...arriving just in time to watch the World Cup final at home with my parents & andy. While the outcome was immensely disappointing, and Zidane's head-butt inexplicable, i am glad i got home to see the game.

The next week began lazily enough, making a few last minute plans, and Thursday night hoardes of people began arriving in the small hamlet of Clinton along with a lovely large RV from Finnegan's in Beloit. The RV Extravaganza was about to begin. We toured several local bars, karaoke'd at Rockin' Roger's (especially Grant), peed in an enormous urinal at the Boar's Nest (in a confederate flag-themed bathroom). Then i almost left my credit card at Sud's in Beloit & we ended up in the loft at the Hog Cabin. The evening was a blast, fun had by all, and afterwards i slept in the RV.

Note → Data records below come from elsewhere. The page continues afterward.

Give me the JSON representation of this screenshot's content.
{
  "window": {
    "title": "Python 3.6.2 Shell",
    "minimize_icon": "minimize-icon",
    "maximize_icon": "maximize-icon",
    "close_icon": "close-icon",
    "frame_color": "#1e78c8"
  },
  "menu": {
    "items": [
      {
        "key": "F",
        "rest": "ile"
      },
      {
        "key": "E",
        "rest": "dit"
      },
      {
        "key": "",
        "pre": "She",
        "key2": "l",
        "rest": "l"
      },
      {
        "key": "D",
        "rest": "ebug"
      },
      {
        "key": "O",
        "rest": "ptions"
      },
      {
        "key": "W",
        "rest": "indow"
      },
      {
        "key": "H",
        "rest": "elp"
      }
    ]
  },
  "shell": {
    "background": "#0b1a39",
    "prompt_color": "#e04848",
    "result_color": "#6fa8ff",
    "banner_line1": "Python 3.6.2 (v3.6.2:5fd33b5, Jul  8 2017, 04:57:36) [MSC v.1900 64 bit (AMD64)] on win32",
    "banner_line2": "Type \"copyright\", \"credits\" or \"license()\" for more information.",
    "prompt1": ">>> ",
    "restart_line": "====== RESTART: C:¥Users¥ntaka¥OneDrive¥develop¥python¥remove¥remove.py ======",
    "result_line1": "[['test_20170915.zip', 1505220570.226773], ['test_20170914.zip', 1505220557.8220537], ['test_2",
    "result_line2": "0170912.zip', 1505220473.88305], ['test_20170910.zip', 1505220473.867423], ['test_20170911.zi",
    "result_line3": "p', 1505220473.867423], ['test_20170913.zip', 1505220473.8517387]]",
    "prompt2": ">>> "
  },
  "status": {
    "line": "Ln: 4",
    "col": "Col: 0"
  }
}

The next night was another extravaganza of sorts. The Rehearsal on the Green started out with Pastor Tom talking... a lot. First we talked through what the ceremony would be like. Then we walked through what the ceremony would be like (with continued talking about what it would be like), then we talked some more about what it would be like. Tom continually referred to the Miron's reading of a dialogue from Posession as a "dramatic reading," which we thought wasn't entirely accurate, but turned out to be right on. After the actual rehearsal we went out to Turtle Greens golf course for dinner & golfing. I hit what might be my best golf shot of all time teeing off on hole number one, a long straight hole with the road directly off to the right (behind a thin tree-line). My tee shot floated to within maybe 20 yards of the green. On the trip down to my ball, everyone took a few more shots (jackie taking one at the photographer, nearly nailing him in "his childhood"). My second shot, which was meant to be a lofting chip instead line-drived directly to the right, through the tree-line and perhaps over the road. The ball was lost, but i found another one, chipped over the green then picked up my ball and called it quits. I should have ended with my drive, but i got greedy. After a lovely dinner we headed to the Beloit Inn & i put the "finishing touches" on my slide show for the next evening.

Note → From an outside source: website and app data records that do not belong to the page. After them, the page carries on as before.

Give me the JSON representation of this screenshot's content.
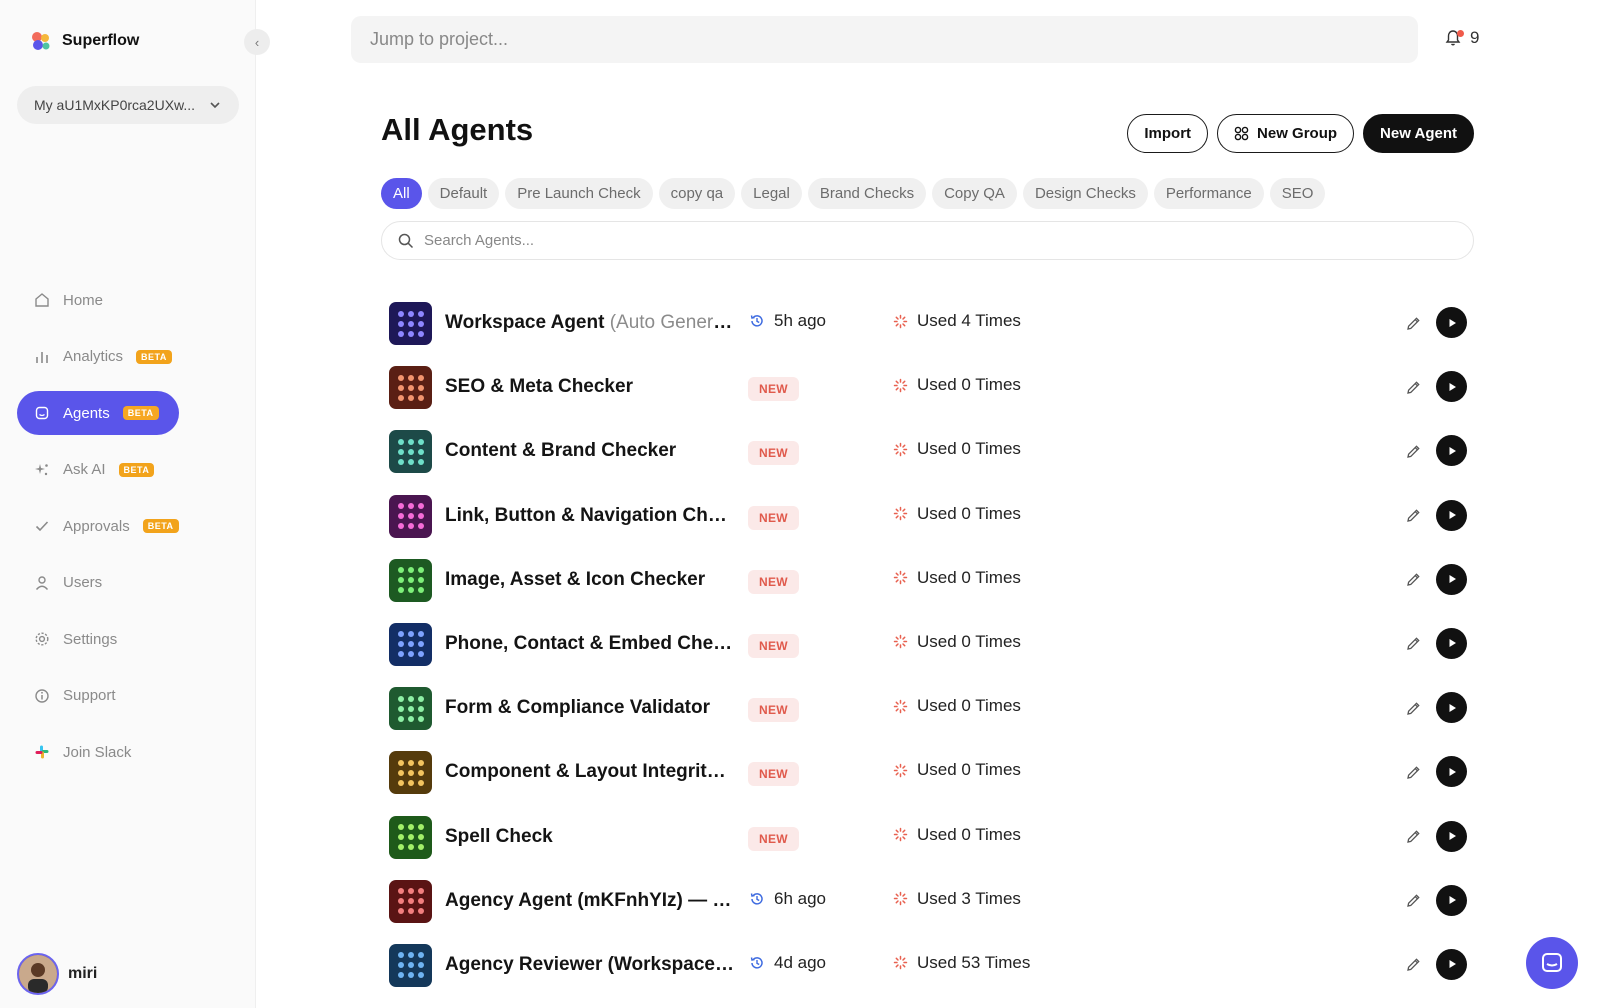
{
  "brand": {
    "name": "Superflow"
  },
  "workspace": {
    "name": "My aU1MxKP0rca2UXw..."
  },
  "nav": [
    {
      "label": "Home",
      "icon": "home-icon",
      "beta": ""
    },
    {
      "label": "Analytics",
      "icon": "bar-chart-icon",
      "beta": "BETA"
    },
    {
      "label": "Agents",
      "icon": "agent-icon",
      "beta": "BETA",
      "active": true
    },
    {
      "label": "Ask AI",
      "icon": "sparkle-icon",
      "beta": "BETA"
    },
    {
      "label": "Approvals",
      "icon": "check-icon",
      "beta": "BETA"
    },
    {
      "label": "Users",
      "icon": "user-icon",
      "beta": ""
    },
    {
      "label": "Settings",
      "icon": "gear-icon",
      "beta": ""
    },
    {
      "label": "Support",
      "icon": "info-icon",
      "beta": ""
    },
    {
      "label": "Join Slack",
      "icon": "slack-icon",
      "beta": ""
    }
  ],
  "user": {
    "name": "miri"
  },
  "topbar": {
    "jump_placeholder": "Jump to project...",
    "notification_count": "9"
  },
  "page": {
    "title": "All Agents",
    "import_label": "Import",
    "new_group_label": "New Group",
    "new_agent_label": "New Agent",
    "search_placeholder": "Search Agents..."
  },
  "filters": [
    "All",
    "Default",
    "Pre Launch Check",
    "copy qa",
    "Legal",
    "Brand Checks",
    "Copy QA",
    "Design Checks",
    "Performance",
    "SEO"
  ],
  "colors": {
    "accent": "#5a55ea",
    "beta": "#f2a31b",
    "new_text": "#e05a4c",
    "new_bg": "#fbe9e8"
  },
  "agents": [
    {
      "name": "Workspace Agent",
      "sub": " (Auto Genera...",
      "when": "5h ago",
      "badge": "",
      "used": "Used 4 Times",
      "bg": "#1e1858",
      "dot": "#8e86ff"
    },
    {
      "name": "SEO & Meta Checker",
      "sub": "",
      "when": "",
      "badge": "NEW",
      "used": "Used 0 Times",
      "bg": "#5a1f14",
      "dot": "#f2956f"
    },
    {
      "name": "Content & Brand Checker",
      "sub": "",
      "when": "",
      "badge": "NEW",
      "used": "Used 0 Times",
      "bg": "#1d4a48",
      "dot": "#6fe0c9"
    },
    {
      "name": "Link, Button & Navigation Check...",
      "sub": "",
      "when": "",
      "badge": "NEW",
      "used": "Used 0 Times",
      "bg": "#4a1550",
      "dot": "#f56cd8"
    },
    {
      "name": "Image, Asset & Icon Checker",
      "sub": "",
      "when": "",
      "badge": "NEW",
      "used": "Used 0 Times",
      "bg": "#1d5a22",
      "dot": "#7ef07a"
    },
    {
      "name": "Phone, Contact & Embed Check...",
      "sub": "",
      "when": "",
      "badge": "NEW",
      "used": "Used 0 Times",
      "bg": "#132e66",
      "dot": "#7ea2ff"
    },
    {
      "name": "Form & Compliance Validator",
      "sub": "",
      "when": "",
      "badge": "NEW",
      "used": "Used 0 Times",
      "bg": "#1f5a30",
      "dot": "#8ff0a6"
    },
    {
      "name": "Component & Layout Integrity ...",
      "sub": "",
      "when": "",
      "badge": "NEW",
      "used": "Used 0 Times",
      "bg": "#553b0c",
      "dot": "#f3c45f"
    },
    {
      "name": "Spell Check",
      "sub": "",
      "when": "",
      "badge": "NEW",
      "used": "Used 0 Times",
      "bg": "#1e5a1a",
      "dot": "#a3f06a"
    },
    {
      "name": "Agency Agent (mKFnhYIz) — W...",
      "sub": "",
      "when": "6h ago",
      "badge": "",
      "used": "Used 3 Times",
      "bg": "#5a1414",
      "dot": "#f27f7f"
    },
    {
      "name": "Agency Reviewer (Workspace ...",
      "sub": "",
      "when": "4d ago",
      "badge": "",
      "used": "Used 53 Times",
      "bg": "#14385a",
      "dot": "#6fb4f2"
    }
  ]
}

The next day was kind of exciting. On Saturday, July 15th, i got married. And that was pretty cool. The entire day is in something of a blur, partially due to the excitement, and partially due to the heat-stroke induced by outdoor photography in july. Brooke & i both agree that it was fun, but that it might have been more fun if it had been somebody else's wedding. We constantly felt like we were missing out on lots of good times because we had 'obligations'. We did manage to get a fair amount of dancing in, both took part in the limbo competition & had a chance to harass the DJ for playing crappy music a few times each. I hope everyone had as good a time as i did (or better). In the end, there was little wine left over, seemingly no beer, and suit-coats were recovered from Club Impulse.

We bolted the next day & headed to Chicago before flying early Monday morning to Cancun Mexico for a weeklong honeymoon in Puerta Aventuras. We had a blast exploring Mayan ruins, swimming in the ocean, drinking, eating, and eating at our 'All-Inclusive' resort. The resort actually got a bit old after about a day. There is only so much swimming, snorkeling, kayaking and laying on a beach you can do in one place, but the food was excellent, the booze was free & our massuese Ernest had magical fingers. In the end we owned 1 hammock, 1 sea-shell lamp, 5 bottles of tequilla and some postcards of mexican art more than we arrived with. It was a great week, but we were happy to be home & now i've landed myself back in Omaha and am currently looking for gainful employment.

So, that's what went on while i was away. Now i am returned, hopefully with abandon. Looking for work, pining for school, and doing ok as long as i stay in the AC as often as possible...